== Problem details ==
Restate the full listing precisely as written.

┄┄┄┄┄┄┄┄┄┄┄┄┄┄┄┄┄┄┄┄

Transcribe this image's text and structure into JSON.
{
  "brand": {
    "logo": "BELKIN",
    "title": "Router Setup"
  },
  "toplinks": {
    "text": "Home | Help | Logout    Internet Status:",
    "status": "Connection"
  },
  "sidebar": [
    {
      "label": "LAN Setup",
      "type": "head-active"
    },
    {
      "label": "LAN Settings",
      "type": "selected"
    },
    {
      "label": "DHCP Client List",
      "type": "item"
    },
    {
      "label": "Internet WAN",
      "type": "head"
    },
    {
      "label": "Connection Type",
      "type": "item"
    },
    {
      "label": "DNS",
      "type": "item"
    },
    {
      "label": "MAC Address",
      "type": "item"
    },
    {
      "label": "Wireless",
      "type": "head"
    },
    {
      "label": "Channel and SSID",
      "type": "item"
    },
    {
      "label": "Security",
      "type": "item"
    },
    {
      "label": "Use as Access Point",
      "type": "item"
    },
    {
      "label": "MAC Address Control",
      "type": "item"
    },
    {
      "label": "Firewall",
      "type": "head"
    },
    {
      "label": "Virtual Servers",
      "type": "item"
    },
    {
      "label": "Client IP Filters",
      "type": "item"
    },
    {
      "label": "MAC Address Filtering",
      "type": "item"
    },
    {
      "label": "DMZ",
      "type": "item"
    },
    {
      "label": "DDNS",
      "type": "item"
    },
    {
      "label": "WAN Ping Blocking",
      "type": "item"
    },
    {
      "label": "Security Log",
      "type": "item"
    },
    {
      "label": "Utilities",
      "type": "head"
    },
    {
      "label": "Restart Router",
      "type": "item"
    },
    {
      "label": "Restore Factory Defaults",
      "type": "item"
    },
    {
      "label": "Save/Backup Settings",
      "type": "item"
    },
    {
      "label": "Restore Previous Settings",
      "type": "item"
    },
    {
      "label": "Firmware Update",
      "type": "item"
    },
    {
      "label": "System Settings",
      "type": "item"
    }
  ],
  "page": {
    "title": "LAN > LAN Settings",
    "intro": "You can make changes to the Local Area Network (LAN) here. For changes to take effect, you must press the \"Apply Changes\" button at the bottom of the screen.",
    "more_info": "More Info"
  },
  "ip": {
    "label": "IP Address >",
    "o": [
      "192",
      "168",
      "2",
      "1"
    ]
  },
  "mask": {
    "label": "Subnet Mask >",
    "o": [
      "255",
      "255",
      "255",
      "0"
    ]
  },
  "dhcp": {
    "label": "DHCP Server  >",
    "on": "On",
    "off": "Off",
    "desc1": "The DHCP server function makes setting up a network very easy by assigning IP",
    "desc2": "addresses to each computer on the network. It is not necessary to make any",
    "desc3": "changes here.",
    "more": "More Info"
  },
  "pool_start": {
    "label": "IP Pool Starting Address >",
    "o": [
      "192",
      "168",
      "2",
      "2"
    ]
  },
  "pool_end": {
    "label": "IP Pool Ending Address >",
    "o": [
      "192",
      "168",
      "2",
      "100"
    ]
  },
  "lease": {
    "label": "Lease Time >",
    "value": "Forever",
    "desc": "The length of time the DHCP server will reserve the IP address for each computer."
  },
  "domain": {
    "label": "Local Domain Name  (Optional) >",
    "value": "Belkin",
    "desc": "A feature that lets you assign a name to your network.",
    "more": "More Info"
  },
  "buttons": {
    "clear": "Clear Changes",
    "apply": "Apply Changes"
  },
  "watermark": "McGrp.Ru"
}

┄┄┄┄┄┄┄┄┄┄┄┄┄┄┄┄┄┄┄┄

== Your response ==
Transcribe this image's text and structure into JSON.
{
  "brand": {
    "logo": "BELKIN",
    "title": "Router Setup"
  },
  "toplinks": {
    "text": "Home | Help | Logout    Internet Status:",
    "status": "Connection"
  },
  "sidebar": [
    {
      "label": "LAN Setup",
      "type": "head-active"
    },
    {
      "label": "LAN Settings",
      "type": "selected"
    },
    {
      "label": "DHCP Client List",
      "type": "item"
    },
    {
      "label": "Internet WAN",
      "type": "head"
    },
    {
      "label": "Connection Type",
      "type": "item"
    },
    {
      "label": "DNS",
      "type": "item"
    },
    {
      "label": "MAC Address",
      "type": "item"
    },
    {
      "label": "Wireless",
      "type": "head"
    },
    {
      "label": "Channel and SSID",
      "type": "item"
    },
    {
      "label": "Security",
      "type": "item"
    },
    {
      "label": "Use as Access Point",
      "type": "item"
    },
    {
      "label": "MAC Address Control",
      "type": "item"
    },
    {
      "label": "Firewall",
      "type": "head"
    },
    {
      "label": "Virtual Servers",
      "type": "item"
    },
    {
      "label": "Client IP Filters",
      "type": "item"
    },
    {
      "label": "MAC Address Filtering",
      "type": "item"
    },
    {
      "label": "DMZ",
      "type": "item"
    },
    {
      "label": "DDNS",
      "type": "item"
    },
    {
      "label": "WAN Ping Blocking",
      "type": "item"
    },
    {
      "label": "Security Log",
      "type": "item"
    },
    {
      "label": "Utilities",
      "type": "head"
    },
    {
      "label": "Restart Router",
      "type": "item"
    },
    {
      "label": "Restore Factory Defaults",
      "type": "item"
    },
    {
      "label": "Save/Backup Settings",
      "type": "item"
    },
    {
      "label": "Restore Previous Settings",
      "type": "item"
    },
    {
      "label": "Firmware Update",
      "type": "item"
    },
    {
      "label": "System Settings",
      "type": "item"
    }
  ],
  "page": {
    "title": "LAN > LAN Settings",
    "intro": "You can make changes to the Local Area Network (LAN) here. For changes to take effect, you must press the \"Apply Changes\" button at the bottom of the screen.",
    "more_info": "More Info"
  },
  "ip": {
    "label": "IP Address >",
    "o": [
      "192",
      "168",
      "2",
      "1"
    ]
  },
  "mask": {
    "label": "Subnet Mask >",
    "o": [
      "255",
      "255",
      "255",
      "0"
    ]
  },
  "dhcp": {
    "label": "DHCP Server  >",
    "on": "On",
    "off": "Off",
    "desc1": "The DHCP server function makes setting up a network very easy by assigning IP",
    "desc2": "addresses to each computer on the network. It is not necessary to make any",
    "desc3": "changes here.",
    "more": "More Info"
  },
  "pool_start": {
    "label": "IP Pool Starting Address >",
    "o": [
      "192",
      "168",
      "2",
      "2"
    ]
  },
  "pool_end": {
    "label": "IP Pool Ending Address >",
    "o": [
      "192",
      "168",
      "2",
      "100"
    ]
  },
  "lease": {
    "label": "Lease Time >",
    "value": "Forever",
    "desc": "The length of time the DHCP server will reserve the IP address for each computer."
  },
  "domain": {
    "label": "Local Domain Name  (Optional) >",
    "value": "Belkin",
    "desc": "A feature that lets you assign a name to your network.",
    "more": "More Info"
  },
  "buttons": {
    "clear": "Clear Changes",
    "apply": "Apply Changes"
  },
  "watermark": "McGrp.Ru"
}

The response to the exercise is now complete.